As my second point, many words are created as marketing ploy. Cloud computing was referred as TIME-SHARING in the 1961. According to Wikipedia, some scientists called a network of computers/servers as a cloud to refer to a single entity. Rather than cloud computing, I would prefer a word that has the meaning of the two combined ideas. Many people criticize "cloud computing" for being a buzzword which means it is only there to get attention.
If we try to make an original meaning for CLOUD COMPUTING, it would be : Network + Use of Computer OR rather a Computer-Network. It illustrates the idea of a Network being used as a Computer. It is similar to Time-Sharing but not any different from Super-Computers. A Super-Computer is essentially a Computer made up of multiple computers in the same way a cloud is made up of different servers. The danger of buzzwords is that no one knows how to use them. It does not stop the buzzwords from being circulated. Each person may have his own idea on the definition of cloud computing.
As my third point, a word must be coined only to describe a new reality. Too many words were invented in this decade. Most of them feels to be trademarks. If I was to coin a word as cloud computing, I would provide a definition as "super-computer" or "super-computer + online service". It would be a lot better than the **current** definition of the word which seems to be "something-something online...".
There are guidelines for properly creating a neologism.
If it is normal to have these many new words, the problem could lie in the INTERNET. Many decades ago, when someone created a new word, it would likely enter the dialect of the village/city/region and stay there. It could also be argot. It was fine as it did not impede communication. With the Internet, neologisms travel everywhere. Everyone receives their share of new words. As part of the problem, the media people is fond of exoticism; they use all the new words. In my opinion, when too many words enter the language OR if someone creates a buzzword, it becomes very hard to communicate. Almost all the articles on gamification or cloud computing does not explain what it is.

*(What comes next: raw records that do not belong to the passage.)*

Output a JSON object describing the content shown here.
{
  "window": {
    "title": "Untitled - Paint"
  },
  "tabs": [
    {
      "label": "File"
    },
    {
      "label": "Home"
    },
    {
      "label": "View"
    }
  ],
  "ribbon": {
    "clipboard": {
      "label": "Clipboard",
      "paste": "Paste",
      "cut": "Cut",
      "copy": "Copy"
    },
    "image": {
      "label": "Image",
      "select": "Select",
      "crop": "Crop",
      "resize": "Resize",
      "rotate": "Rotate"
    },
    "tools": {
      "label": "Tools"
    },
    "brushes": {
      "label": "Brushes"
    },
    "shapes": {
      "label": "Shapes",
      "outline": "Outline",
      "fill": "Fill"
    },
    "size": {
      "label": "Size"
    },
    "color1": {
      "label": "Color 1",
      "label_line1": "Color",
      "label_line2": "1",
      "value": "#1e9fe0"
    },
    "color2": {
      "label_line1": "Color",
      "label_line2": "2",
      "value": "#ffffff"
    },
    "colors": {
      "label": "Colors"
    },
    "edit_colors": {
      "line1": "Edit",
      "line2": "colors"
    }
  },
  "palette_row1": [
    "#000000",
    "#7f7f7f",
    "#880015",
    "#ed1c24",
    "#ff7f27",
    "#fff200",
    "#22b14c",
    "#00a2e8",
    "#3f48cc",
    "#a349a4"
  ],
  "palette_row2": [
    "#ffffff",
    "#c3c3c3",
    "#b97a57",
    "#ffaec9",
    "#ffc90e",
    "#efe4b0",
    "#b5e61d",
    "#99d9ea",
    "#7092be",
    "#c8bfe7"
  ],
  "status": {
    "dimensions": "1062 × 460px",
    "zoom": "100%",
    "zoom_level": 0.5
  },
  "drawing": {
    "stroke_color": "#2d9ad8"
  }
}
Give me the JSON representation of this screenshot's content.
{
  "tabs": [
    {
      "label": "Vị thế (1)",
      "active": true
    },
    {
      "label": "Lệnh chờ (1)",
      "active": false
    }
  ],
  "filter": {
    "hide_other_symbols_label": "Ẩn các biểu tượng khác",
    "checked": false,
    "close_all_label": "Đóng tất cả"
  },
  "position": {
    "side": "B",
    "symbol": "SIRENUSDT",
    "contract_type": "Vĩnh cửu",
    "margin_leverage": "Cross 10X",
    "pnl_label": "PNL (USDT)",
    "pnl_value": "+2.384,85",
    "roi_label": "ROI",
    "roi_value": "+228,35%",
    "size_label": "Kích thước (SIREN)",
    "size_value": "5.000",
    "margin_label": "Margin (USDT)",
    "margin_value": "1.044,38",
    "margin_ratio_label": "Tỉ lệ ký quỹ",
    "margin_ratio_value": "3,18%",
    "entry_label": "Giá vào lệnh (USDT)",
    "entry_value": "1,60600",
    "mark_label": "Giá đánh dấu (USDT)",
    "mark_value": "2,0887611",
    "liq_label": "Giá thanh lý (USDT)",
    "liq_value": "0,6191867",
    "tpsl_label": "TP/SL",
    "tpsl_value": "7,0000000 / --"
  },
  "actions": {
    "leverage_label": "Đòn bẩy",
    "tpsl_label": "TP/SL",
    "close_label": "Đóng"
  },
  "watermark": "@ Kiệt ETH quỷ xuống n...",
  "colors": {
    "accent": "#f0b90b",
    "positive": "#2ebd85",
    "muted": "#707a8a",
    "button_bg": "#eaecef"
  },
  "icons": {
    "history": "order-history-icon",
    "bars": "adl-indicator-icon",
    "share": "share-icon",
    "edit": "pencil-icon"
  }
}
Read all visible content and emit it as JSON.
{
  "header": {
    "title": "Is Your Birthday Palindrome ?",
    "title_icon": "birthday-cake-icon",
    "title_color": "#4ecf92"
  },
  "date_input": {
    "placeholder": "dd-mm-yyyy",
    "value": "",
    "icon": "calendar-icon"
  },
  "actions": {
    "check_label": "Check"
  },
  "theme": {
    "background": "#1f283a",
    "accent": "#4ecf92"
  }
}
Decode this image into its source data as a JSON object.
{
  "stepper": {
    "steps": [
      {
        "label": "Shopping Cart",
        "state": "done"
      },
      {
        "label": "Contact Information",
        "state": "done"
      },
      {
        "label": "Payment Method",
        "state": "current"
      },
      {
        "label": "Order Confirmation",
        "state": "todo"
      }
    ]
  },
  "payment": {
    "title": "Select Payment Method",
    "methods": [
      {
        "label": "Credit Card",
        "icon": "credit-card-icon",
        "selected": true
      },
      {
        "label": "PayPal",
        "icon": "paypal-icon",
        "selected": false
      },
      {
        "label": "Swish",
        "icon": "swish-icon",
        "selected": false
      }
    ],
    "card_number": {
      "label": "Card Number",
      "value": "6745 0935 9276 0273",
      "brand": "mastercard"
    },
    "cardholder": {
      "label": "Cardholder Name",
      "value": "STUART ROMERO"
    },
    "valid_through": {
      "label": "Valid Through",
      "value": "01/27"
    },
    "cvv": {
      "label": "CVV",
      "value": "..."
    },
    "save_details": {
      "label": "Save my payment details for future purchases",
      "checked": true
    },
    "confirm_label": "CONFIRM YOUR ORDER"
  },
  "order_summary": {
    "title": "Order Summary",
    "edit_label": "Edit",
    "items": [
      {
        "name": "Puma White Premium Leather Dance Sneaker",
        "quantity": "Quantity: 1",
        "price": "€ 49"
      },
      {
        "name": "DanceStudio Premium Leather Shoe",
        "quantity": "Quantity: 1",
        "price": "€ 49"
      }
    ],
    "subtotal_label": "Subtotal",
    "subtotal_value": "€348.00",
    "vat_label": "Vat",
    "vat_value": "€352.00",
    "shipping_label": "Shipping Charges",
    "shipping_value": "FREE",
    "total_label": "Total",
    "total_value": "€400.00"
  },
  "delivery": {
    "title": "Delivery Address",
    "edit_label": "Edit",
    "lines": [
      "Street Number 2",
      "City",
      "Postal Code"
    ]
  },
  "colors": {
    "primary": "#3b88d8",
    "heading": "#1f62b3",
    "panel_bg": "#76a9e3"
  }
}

In conclusion, you should not try to **create** a new word using your will. Neologism is acceptable in artistic work, philosophy or to describe new things (science). If you want to coin a word, you should make a conference or call some linguists... I believe it took over ~ 20 years to coin the equal sign in mathematics. Robert Recorde wrote to other mathematicians to convince them that *his* symbol/representation for an equal is the best. And no one else knew of the (=) sign during the process. Are people less rigorous on language than a few decades ago ? Should we still use greek/latin/english roots to create words with etymology ? Or prioritize visual, auditory, imaginative quality of a word ?
What is a neologism ? : https://www.visualthesaurus.com/cm/candlepwr/microstyle-how-to-coin-a-word/